Yes - each brand has a separate COO and is managed as a separate profit centre. There is no overlap - only the excess inventory across all brands is disposed off through megamart.

Sans that, it’s an agglomeration of several mini-page’s into one single legal entity - which is my problem.

Each of these brands - arrow, tommy hilfiger and US polo is about Rs. 600-800 Cr. in sales and do ebita’s of 11-12 % - which is on par with the best. My worry is on the long tail of also ran brands which drag down profitability and most importantly draw out capital that otherwise could be repatriated into shareholders.


Arvind the parent entity is into fabric manufacturing. Arvind leisure brands owns the franchisees for all of these brands.

(Raj Panda) #18

Any insight’s on why these super brands like Tommy etc. are generating only 11-12% EBITDA where as a Jockey is generating 20% with much more headroom to grow.

Is it because of the fashion cycle ? and the need to dispose off a big proportion of products once it’s out of fashion ? What’s the disposal %tage/seconds sale in proportion to revenue Vs a Page ?


(Varadharajan Ragunathan) #19


Great question - I asked myself this question and found out the answer a month back. It’s because of ;

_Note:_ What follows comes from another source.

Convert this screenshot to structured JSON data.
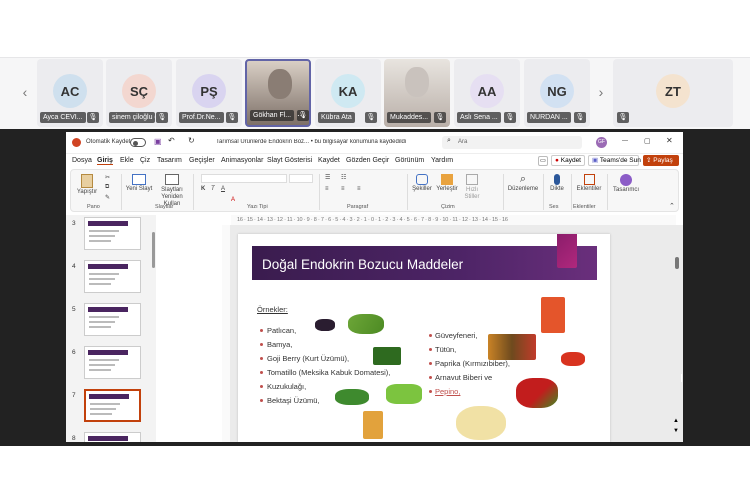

  • fewer fashion trends in underwear - fewer colours, fewer SKUs
  • no fashion fads/cycles and returns - in underwear, bundling is done to dispose off slow moving stock - that’s why you have 2 briefs/3 vests combo. That’s because people buy 2-3 underwear at one go but are perfectly comfortable buying one shirt/trouser
  • less labour intensive process for underwear - the shape, type of clothes, materials, texture, printing are the same. Whereas, preparing a garment is a labour intensive affair that involves cutting, stitching, sewing, buttons, pressing, packing etc.
  • KKCL which deals with fewere SKU’s for eg. has similar margins to page - as it deals with only denim primarily and only two brands - lawman and killer and jeans have just 4-5 colours and 5-6 sizes and 2-3 fits. So, that’s about 50-60 sku’s whereas a fashion guy like indian terrain deals with 300-400 SKU’s - that’s a magnitude diffference and that tells in inventory, margins and returns.

(Sreeselva Veene) #20


Did you miss Hanes inadvertently?